• Your goal: A line belongs in the answer if it contains "극초단파"; copy every such line from the entries below.

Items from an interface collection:

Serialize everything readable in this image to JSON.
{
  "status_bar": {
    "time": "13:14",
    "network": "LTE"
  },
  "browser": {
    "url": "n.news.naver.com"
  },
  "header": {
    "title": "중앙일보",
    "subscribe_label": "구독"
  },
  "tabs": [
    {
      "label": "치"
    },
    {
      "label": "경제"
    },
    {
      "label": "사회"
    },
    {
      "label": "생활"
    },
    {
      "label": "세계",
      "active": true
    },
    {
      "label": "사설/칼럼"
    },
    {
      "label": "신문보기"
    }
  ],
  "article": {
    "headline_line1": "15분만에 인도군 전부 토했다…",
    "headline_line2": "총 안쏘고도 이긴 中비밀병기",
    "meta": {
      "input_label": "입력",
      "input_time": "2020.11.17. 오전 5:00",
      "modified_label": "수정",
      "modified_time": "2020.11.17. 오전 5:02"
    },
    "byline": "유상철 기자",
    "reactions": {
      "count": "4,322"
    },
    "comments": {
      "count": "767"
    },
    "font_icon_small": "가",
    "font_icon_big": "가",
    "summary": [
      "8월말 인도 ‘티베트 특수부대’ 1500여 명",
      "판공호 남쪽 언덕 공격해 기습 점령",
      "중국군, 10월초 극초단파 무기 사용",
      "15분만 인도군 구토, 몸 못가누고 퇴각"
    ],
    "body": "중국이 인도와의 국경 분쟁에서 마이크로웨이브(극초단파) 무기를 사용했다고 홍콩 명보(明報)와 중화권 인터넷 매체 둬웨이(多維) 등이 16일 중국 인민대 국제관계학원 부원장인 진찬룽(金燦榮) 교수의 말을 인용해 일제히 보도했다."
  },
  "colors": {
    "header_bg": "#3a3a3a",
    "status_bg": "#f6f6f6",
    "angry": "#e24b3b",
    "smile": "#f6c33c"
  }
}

• Result:
      "중국군, 10월초 극초단파 무기 사용",
    "body": "중국이 인도와의 국경 분쟁에서 마이크로웨이브(극초단파) 무기를 사용했다고 홍콩 명보(明報)와 중화권 인터넷 매체 둬웨이(多維) 등이 16일 중국 인민대 국제관계학원 부원장인 진찬룽(金燦榮) 교수의 말을 인용해 일제히 보도했다."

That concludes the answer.